[[ Records shown, beginning ]]
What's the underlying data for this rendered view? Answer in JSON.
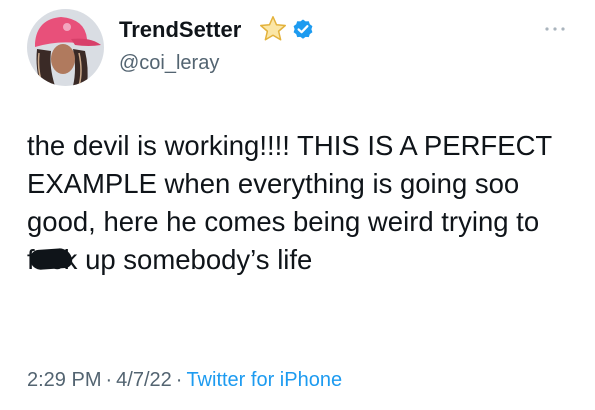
{
  "user": {
    "display_name": "TrendSetter",
    "handle": "@coi_leray",
    "badges": [
      "star-icon",
      "verified-icon"
    ]
  },
  "tweet": {
    "text_before": "the devil is working!!!! THIS IS A PERFECT EXAMPLE when everything is going soo good, here he comes being weird trying to ",
    "censored_word": "fuck",
    "text_after": " up somebody’s life"
  },
  "meta": {
    "time": "2:29 PM",
    "separator": "·",
    "date": "4/7/22",
    "source": "Twitter for iPhone"
  },
  "colors": {
    "text": "#0f1419",
    "secondary": "#536471",
    "link": "#1d9bf0",
    "verified": "#1d9bf0",
    "star": "#f5c542"
  }
}
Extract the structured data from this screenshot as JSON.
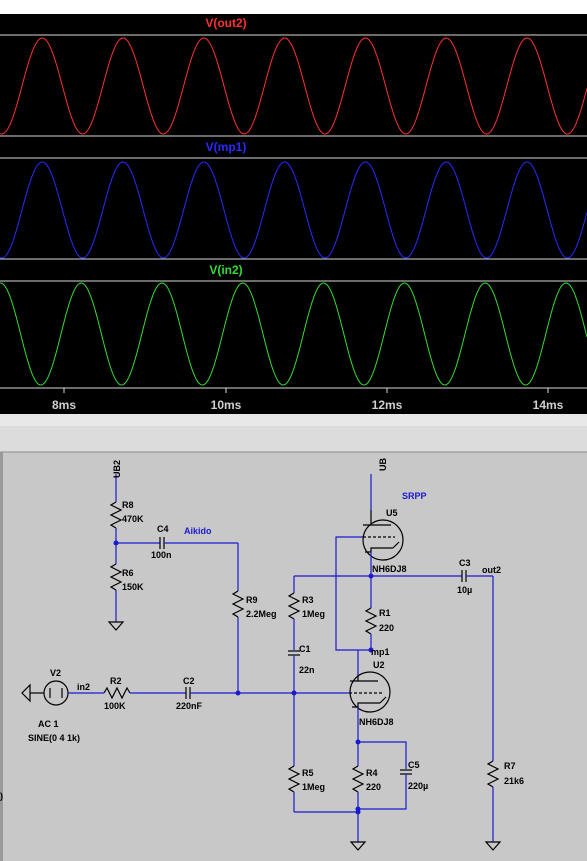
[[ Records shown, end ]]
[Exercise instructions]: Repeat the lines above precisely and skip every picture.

[Response to this exercise]:
What's the underlying data for this rendered view? Answer in JSON.
{
  "user": {
    "display_name": "TrendSetter",
    "handle": "@coi_leray",
    "badges": [
      "star-icon",
      "verified-icon"
    ]
  },
  "tweet": {
    "text_before": "the devil is working!!!! THIS IS A PERFECT EXAMPLE when everything is going soo good, here he comes being weird trying to ",
    "censored_word": "fuck",
    "text_after": " up somebody’s life"
  },
  "meta": {
    "time": "2:29 PM",
    "separator": "·",
    "date": "4/7/22",
    "source": "Twitter for iPhone"
  },
  "colors": {
    "text": "#0f1419",
    "secondary": "#536471",
    "link": "#1d9bf0",
    "verified": "#1d9bf0",
    "star": "#f5c542"
  }
}
Extract the structured data from this screenshot as JSON.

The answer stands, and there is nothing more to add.